Grace Church School, founded in 1894 as a boarding school made up of just 16 boys, will be opening the doors of its new campus at 46 Cooper Square on Sept. 4 to its first ever class of ninth-graders, school officials said.
As the independent school continues to renovate the new space to accommodate future high school grades, the expansion is expected to consume The Village Voice's office next year after the paper's 12-year run in the space.
"Yes, thankfully we'll be leaving this dump in the spring," Voice editor-in-chief Tony Ortega wrote via email, adding that the newspapers iconic lettering on the building's facade would be going with them. "We're looking at a few different offices, not sure that we've settled on a new place yet."
The alternative newspaper is yet to lock in another location, but has looked at some possible office spaces, Ortega wrote.
The current $12 million phase of renovations will allow for 60 co-ed students from 30 different schools to move into the landmarked building, which was once a bird-feed factory for Hartz Mountain pet foods. Grace Church's current elementary school is located nearby, on Fourth Avenue at East 11th Street.
"We haven't been able to send [students] to a school that is doing what we have been doing," said the school’s fean of faculty, Arvind Grover. "We are going to build that school."
Until 2018, the school will continue with more multimillion-dollar renovations to accommodate grades 10, 11 and 12, adding a gym, theater and other learning spaces.
The school has taken out a 95-year lease from the building's owner, Leonard Stern, who along with being The Village Voice’s landlord also owned the paper from 1985 to 2000.
This first phase of renovations will add 60,000 square feet of learning space, with an eventual total of 100,000 square feet planned for the school.

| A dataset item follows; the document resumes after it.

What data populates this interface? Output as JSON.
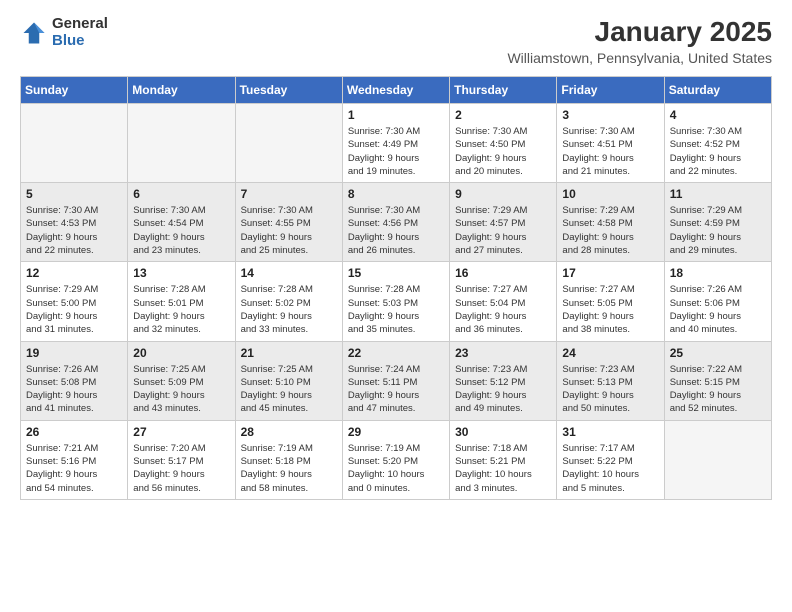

"You won't feel cooped up, and they [students] will know where they are," said the renovation's architect, Jacob Alspector, who incorporated numerous large skylights into the design. A series of glass paneling on the walls will enable students to see and feel the activity of Fourth Avenue.
Paying homage to the buildings history was also important to Alspector and Grace Church School.
"The factory used to roll barrels of bird seed," said Alspector, explaining why there were slight inclines on the floor incorporated into the design.
Students will also be creating their own history in the first week of school. The school's head, George Davison, said student’s will be gathering objects and inserting them into a time capsule located in the buildings walls.
"It won’t be open until they return in 2062," said Davison, speaking about the 50-year reunion for the school's first ninth-grade class.
Davison added the new building’s design will make independent group work easier for students, with the glass paneling meaning fewer barriers between teachers and students.
"We are going to meet the needs of kids where they are at," he said.